*PROBLEM STATEMENT:* Select and copy out every line in the records containing "label".

Dataset items
- - - -
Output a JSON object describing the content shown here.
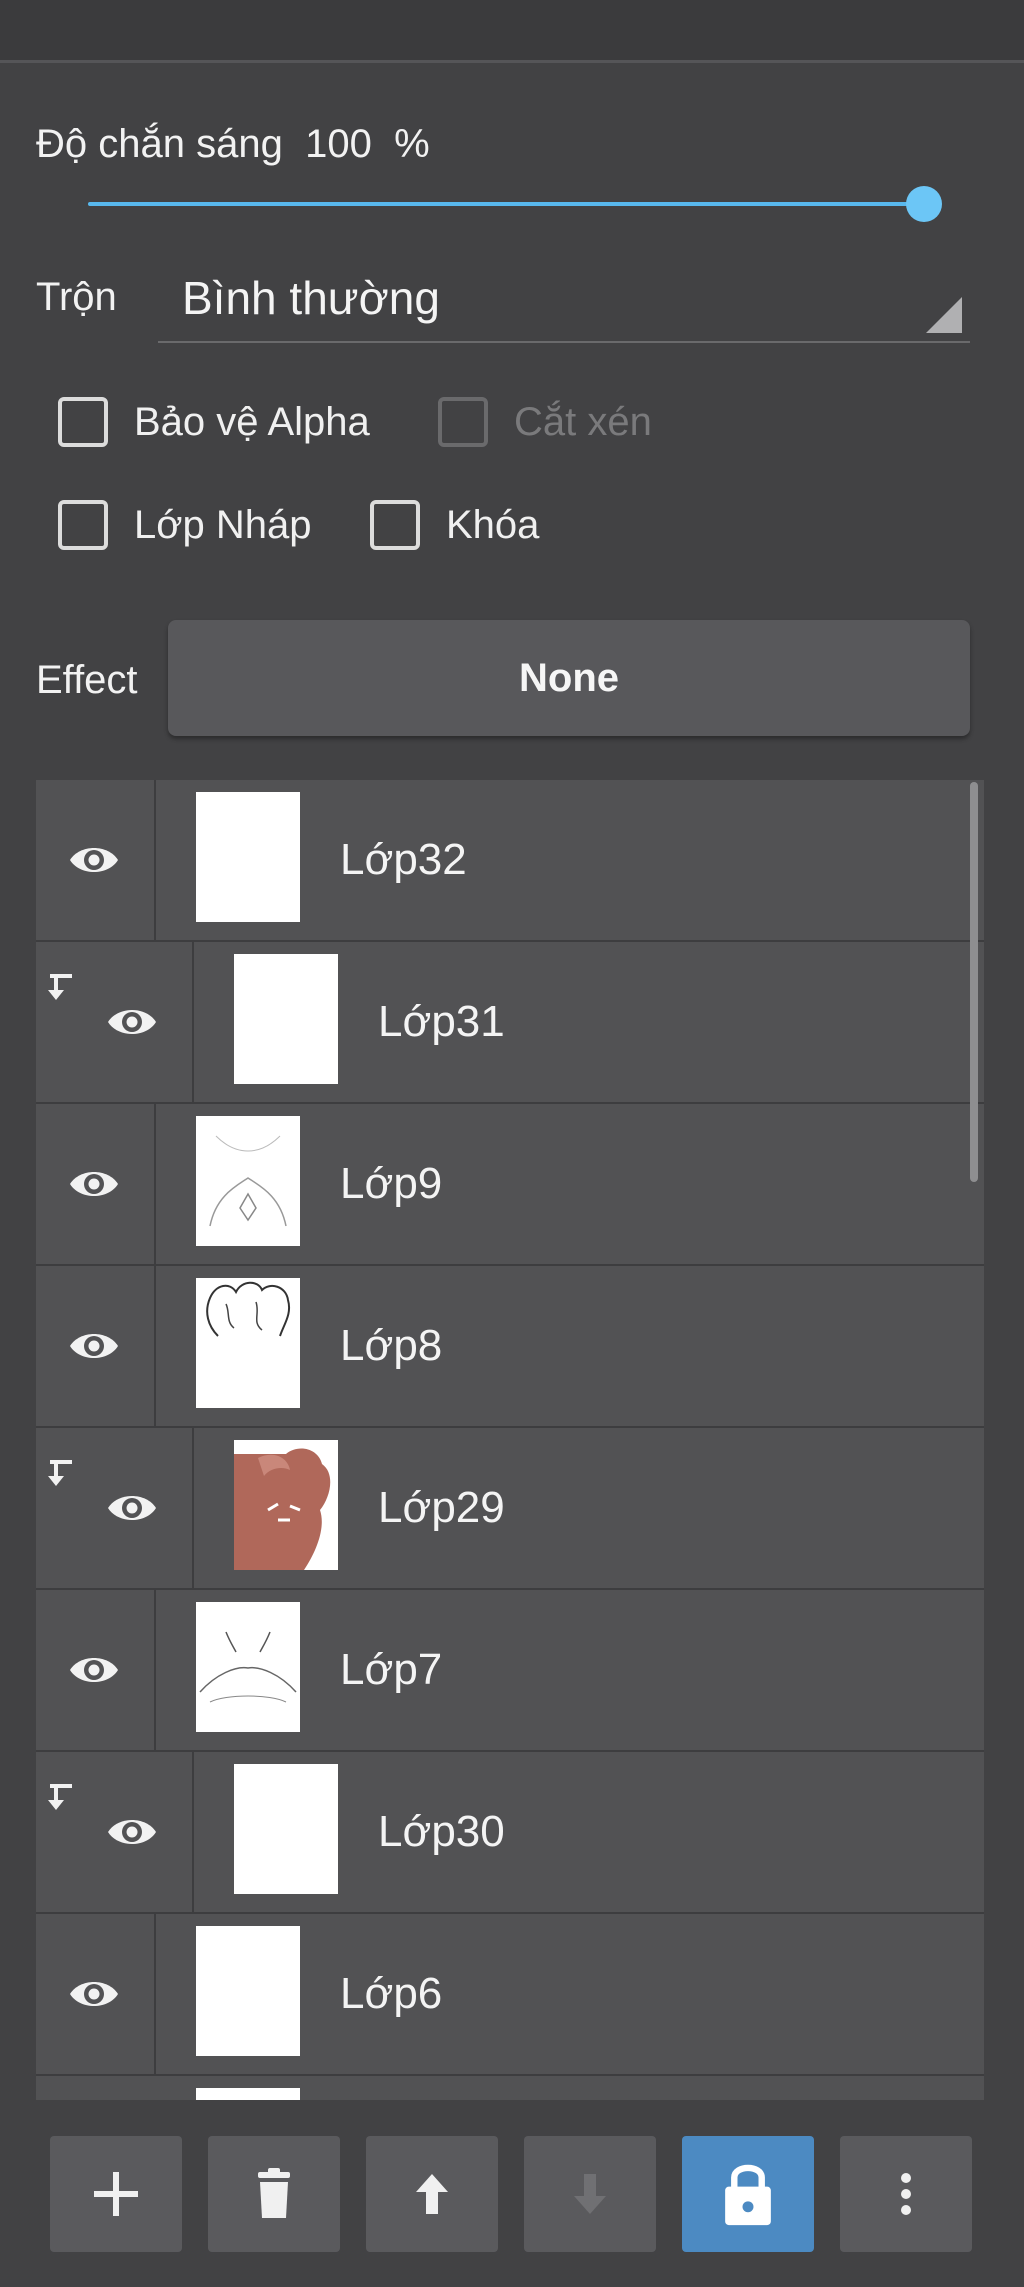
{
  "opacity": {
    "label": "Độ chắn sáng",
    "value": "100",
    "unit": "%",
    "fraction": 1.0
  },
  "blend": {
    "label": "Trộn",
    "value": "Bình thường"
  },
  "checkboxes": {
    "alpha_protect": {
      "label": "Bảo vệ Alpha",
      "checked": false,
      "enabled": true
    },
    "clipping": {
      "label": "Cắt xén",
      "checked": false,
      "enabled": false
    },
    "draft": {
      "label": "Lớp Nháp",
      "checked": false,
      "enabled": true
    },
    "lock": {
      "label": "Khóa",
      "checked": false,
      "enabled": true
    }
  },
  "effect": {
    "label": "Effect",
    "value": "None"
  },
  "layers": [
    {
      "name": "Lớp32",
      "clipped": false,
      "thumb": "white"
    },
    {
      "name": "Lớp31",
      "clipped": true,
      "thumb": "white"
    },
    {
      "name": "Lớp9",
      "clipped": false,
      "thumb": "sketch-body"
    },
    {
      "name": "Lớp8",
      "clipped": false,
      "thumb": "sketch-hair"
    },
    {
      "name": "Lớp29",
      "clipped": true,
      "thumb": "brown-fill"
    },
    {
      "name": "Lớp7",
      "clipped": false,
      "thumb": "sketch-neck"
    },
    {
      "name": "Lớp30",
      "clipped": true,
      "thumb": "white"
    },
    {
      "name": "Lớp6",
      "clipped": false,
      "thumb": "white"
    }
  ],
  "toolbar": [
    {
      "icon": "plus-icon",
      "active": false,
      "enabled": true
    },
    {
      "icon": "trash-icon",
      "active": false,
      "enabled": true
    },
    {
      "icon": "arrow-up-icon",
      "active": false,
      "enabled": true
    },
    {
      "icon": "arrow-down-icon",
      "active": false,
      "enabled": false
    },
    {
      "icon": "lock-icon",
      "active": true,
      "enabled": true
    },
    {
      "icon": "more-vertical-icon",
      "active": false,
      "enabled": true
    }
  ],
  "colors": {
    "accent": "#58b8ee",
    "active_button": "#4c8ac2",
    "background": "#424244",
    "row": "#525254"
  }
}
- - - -
*ANSWER AREA:*
    "label": "Độ chắn sáng",
    "label": "Trộn",
      "label": "Bảo vệ Alpha",
      "label": "Cắt xén",
      "label": "Lớp Nháp",
      "label": "Khóa",
    "label": "Effect",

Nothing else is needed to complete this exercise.